Two weeks ago, we drove to the Uganda-Tanzania border at Kikagati, where we were warmly welcomed by the Tanzanian immigration officers. We spoke Rukiga-Runyankore. They spoke Runyambo. We understood each other very well. They allowed and encouraged us to drive around the border area, to interact with our people and enjoy “our country.”
We met a young and very friendly Tanzanian woman who informed us that her parents had migrated from Kigyezi. We drove 60 km south to her home in Kishanda, where her we found her father, whose origin was Kanywero, Mparo, Rukiga! He spoke a hybrid of Rukiga and Runyambo. His wife, a Mukiga who was born in Kabuyanda, Isingiro, Uganda, acknowledged that though she was Tanzanian, she remained Ugandan at heart.
Another man, who had migrated from Bubaare, Rubanda, Kigyezi in the early 1960s, informed us that there were “a million Bakiga” in the area. There was a sub-county called Rukiga and we saw schools with names like Kihanga, Nshunga, Ibanda, Isingiro and Kibingo.
Back at the border, we noted very easy movement of pedestrians across the bridge over the River Kagera, the natural border between Uganda and Tanzania. The Tanzanians did their shopping in Uganda – as it should be.
This past weekend, we drove up the highway from Fort Portal to Bundibugyo, just to take in the gorgeous terrain of the Rwenjura Mountains of the Moon. We ended up at the Busunga Border Post where a very friendly Uganda Police Officer encouraged us to walk over to the Congo Free State side of the River Lamia that is the natural boundary between the two countries.
It was impossible to tell who was who without asking. Dozens of people were doing laundry and taking baths in the river, oblivious to the imaginary boundary that cut across the water. Traders were ferrying goods in both directions, apparently unhindered by modern bureaucratic inconveniences like customs and immigration irritants. It was a relief to see free trade in action, and people with a shared ancestry engaging in life as it should be.
A group of young boys, playing on the Ugandan side, told me that they were Congolese and had just come over to play with their friends. A couple of inebriated men joined us, one of them volunteering his tourist guide services. The Ugandan police officers chased him away, for they suspected that he was after my camera, not my insatiable curiosity.
A Ugandan man, walking with the aid of a stick, told me he was going to visit some friends in Congo.
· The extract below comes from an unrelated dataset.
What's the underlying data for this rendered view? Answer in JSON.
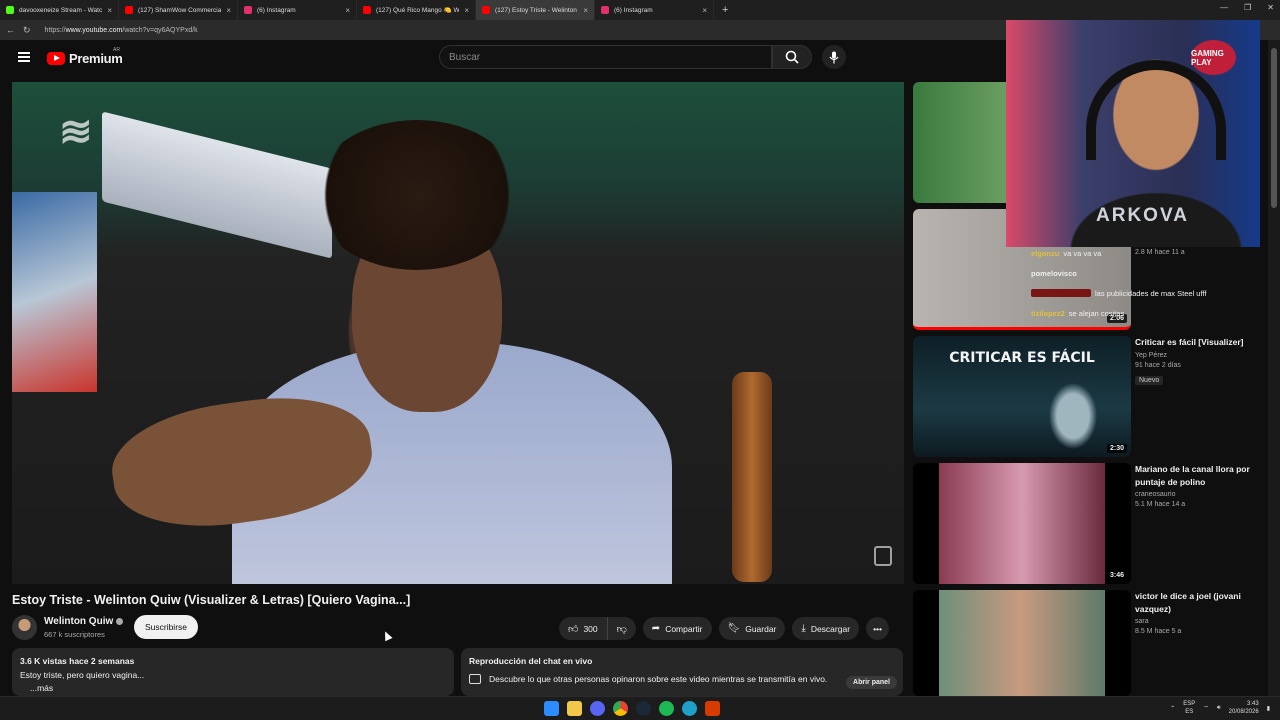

I stood across the border, marked by a deep groove in the concrete on the bridge over the River Lamia. With my left foot in Uganda and my right one in Congo Free State, we took pictures and then exchanged a universal symbol of the oneness of humanity – smiling straight from our hearts as we bade each other good bye.
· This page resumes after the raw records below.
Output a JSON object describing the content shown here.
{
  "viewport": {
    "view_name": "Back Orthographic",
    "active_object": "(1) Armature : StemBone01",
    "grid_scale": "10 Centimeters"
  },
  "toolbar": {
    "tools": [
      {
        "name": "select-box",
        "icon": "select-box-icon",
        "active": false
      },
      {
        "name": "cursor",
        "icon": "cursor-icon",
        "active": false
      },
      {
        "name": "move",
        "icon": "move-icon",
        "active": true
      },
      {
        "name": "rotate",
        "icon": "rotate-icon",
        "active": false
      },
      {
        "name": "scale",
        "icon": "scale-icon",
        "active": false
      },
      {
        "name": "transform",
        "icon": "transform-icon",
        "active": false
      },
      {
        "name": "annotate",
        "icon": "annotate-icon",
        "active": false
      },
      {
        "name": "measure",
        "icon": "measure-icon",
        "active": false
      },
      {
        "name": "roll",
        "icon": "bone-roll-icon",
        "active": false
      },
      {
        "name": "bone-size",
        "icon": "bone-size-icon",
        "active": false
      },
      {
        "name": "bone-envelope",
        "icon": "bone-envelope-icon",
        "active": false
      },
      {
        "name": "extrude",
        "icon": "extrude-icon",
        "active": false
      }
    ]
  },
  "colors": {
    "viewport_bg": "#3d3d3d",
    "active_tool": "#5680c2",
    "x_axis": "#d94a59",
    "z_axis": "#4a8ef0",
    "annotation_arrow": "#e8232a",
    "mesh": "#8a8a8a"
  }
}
As we drove back to Fort Portal, one thought and question remained alive in my brain. Are the elite residents of Africa’s state houses, national and regional parliaments in sync with the citizens?